Sunday, July 26, 2009

Solace, Light and Grace

I have been somewhat remiss in not coming up with Sunday themes this summer for the Sundays after Pentecost. It's several months until Advent and the beginning of the church year, when we always have an appropriate theme for a hymn (unless there's a hymnic birthday to mark). Last summer I rotated between four different ones on Sundays:
  • hymns of social justice
  • communion hymns
  • hymns of the Holy Spirit
  • gospel songs
but I haven't come up wth four new ones yet. Let's try this one to start.
There's a certain subset of hymns that are often (not always) used as opening hymns, the first hymn of the service. Services across many denominations often open with a hymn of praise to God. This hymn may specifically mention morning, traditionally the time of Sunday worship (also not always). Sometimes there are specific references to the congregation's coming together for worship, with perhaps a prayer for blessing or for receiving the gifts of Word and sacrament.

I think these traditions come partly from a section of the Catholic mass, the Gloria, which exists in several different textual versions and countless musical settings. Some churches use both an opening hymn of praise and a Gloria, but why not? Plenty of room for praise.

Here's one I remember, as a little Lutheran boy, that was always the opening hymn when we sang it. Other denominations use it now but the text at least is of Lutheran origin (Composer Neander, while German, was a Calvinist, and wrote many texts as well as tunes). In the original German it began Thut mir auf die schöne Pforte. Online translators can't provide a literal English version beyond "beautiful gate," but Catherine Winkworth knew how to phrase it.

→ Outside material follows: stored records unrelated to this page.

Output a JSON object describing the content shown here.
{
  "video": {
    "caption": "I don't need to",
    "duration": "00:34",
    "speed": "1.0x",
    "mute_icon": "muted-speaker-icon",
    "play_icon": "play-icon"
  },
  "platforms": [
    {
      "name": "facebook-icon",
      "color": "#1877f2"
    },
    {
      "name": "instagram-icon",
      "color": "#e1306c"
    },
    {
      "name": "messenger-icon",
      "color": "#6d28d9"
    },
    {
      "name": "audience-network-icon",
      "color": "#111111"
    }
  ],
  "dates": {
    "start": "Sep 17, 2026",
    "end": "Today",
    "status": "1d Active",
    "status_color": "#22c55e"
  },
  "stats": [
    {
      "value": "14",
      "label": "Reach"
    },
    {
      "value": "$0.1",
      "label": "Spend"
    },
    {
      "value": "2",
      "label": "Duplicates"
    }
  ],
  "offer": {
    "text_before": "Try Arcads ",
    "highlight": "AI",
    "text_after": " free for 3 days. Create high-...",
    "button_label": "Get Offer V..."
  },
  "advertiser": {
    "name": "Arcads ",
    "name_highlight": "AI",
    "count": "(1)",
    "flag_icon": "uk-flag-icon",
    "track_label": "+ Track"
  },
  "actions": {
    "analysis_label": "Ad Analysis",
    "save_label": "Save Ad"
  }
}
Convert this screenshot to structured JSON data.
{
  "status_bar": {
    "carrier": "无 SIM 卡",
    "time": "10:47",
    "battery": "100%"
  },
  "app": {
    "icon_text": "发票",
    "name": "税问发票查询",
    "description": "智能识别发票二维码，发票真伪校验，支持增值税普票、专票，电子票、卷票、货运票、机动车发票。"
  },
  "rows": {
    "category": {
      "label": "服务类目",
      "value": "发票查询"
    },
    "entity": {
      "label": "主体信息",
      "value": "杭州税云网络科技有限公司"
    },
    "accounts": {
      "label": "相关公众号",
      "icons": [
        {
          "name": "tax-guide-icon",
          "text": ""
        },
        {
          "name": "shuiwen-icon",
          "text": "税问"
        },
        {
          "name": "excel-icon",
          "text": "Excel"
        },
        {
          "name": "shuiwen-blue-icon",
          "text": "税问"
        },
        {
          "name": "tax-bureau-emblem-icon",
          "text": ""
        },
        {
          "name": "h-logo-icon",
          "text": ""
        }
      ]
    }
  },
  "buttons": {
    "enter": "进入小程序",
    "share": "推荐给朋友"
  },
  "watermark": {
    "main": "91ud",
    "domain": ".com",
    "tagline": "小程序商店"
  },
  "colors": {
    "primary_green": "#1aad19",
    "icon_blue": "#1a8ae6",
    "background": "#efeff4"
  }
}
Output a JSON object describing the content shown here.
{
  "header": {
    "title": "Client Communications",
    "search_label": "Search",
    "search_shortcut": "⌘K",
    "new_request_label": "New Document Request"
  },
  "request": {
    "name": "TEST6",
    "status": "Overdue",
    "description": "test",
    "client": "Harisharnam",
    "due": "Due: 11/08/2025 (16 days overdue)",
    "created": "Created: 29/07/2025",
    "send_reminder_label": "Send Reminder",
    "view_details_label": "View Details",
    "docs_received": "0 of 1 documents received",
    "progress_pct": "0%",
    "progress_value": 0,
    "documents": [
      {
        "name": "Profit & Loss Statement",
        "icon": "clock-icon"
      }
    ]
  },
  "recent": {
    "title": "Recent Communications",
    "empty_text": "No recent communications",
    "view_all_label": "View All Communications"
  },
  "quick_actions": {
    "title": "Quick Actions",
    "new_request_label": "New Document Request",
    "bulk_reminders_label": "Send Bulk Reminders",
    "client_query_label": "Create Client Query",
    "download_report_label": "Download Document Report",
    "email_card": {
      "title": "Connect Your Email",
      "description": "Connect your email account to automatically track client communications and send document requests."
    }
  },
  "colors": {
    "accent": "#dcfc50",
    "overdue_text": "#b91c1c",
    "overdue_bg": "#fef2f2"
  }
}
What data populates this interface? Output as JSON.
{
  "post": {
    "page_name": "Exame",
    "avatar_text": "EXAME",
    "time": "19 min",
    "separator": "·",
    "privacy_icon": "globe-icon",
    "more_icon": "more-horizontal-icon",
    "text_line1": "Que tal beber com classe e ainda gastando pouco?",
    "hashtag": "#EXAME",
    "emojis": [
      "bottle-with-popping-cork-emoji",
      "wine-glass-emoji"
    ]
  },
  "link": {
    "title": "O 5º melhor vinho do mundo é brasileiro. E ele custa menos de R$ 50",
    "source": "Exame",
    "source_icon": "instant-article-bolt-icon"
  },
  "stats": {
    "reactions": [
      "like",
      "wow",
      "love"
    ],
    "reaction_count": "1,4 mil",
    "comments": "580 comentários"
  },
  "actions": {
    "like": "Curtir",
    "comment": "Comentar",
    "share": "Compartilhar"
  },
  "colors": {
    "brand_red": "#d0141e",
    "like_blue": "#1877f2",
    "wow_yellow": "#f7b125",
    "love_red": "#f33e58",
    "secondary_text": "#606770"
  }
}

Open now thy gates of beauty,
Zion, let me enter there,
Where my soul in joyful duty
Waits for God, who answers prayer.
Oh, how blessèd is this place,
Filled with solace, light and grace!

Gracious God, I come before thee,
Come thou also unto me;
Where we find thee and adore thee,
There a heav’n on earth must be.
To my heart, oh, enter thou,
Let it be thy temple now!

Here thy praise is gladly chanted,
Here thy seed is duly sown;
Let my soul, where it is planted,
Bring forth precious sheaves alone,
So that all I find may be
Fruitful unto life in me.

Thou my faith increase and quicken,
Let me keep thy gift divine,
Howsoe’er temptations thicken;
May thy Word still o’er me shine
As my guiding star through life,
As my comfort in all strife.

Speak, O God, and I will hear thee,
Let thy will be done indeed;
May I undisturbed draw near thee
While thou dost thy people feed.
Here of life the fountain flows,
Here is balm for all our woes.

Benjamin Schmolck, 1730
tr. Catherine Winkworth, 1863; alt.
Joachim Neander, 1680

Filled with solace, light and grace! I didn't even know what solace was but it had to be a good thing. This was one of my first "favorite hymns" and it's a good one for children because the first two lines of the melody are repeated, so it's easy to remember. In The Lutheran Hymnal (1941), which we used, this tune is matched with five different texts, but this is the one I remember singing. Also, it's the first hymn in that book, #1. Nowadays I like a little more melodic variety, which is probably why it's moved down my list, but I do still like the tune very much, and it goes well with some other texts too.

As we've seen, when I'm writing a new entry I often come across some odd connection to something that I've recently written about. Timothy Matthews, the composer of the tune MARGARET for Emily Elliott's Thou didst leave thy throne, also wrote a tune that can be used for this text called VILLAGE VESPERS. It's an interesting curiosity (note that his tune's first two lines also repeat) but I'm not surprised it never caught on. Neander's seventeenth-century tune UNSER HERRSCHER (sometimes called NEANDER) may well be sung for another three hundred years.

What are some opening hymns that are used regularly in your churches? I have several in mind, so we won't run out, and maybe we'll get to some of yours.

One Year Ago: Jessie Seymour Irvine

1 comment:

Be Thou My Vision said...

Sharing this kind of topic is very helpful-- thank you so much!
Looking forward for more of your posts soon.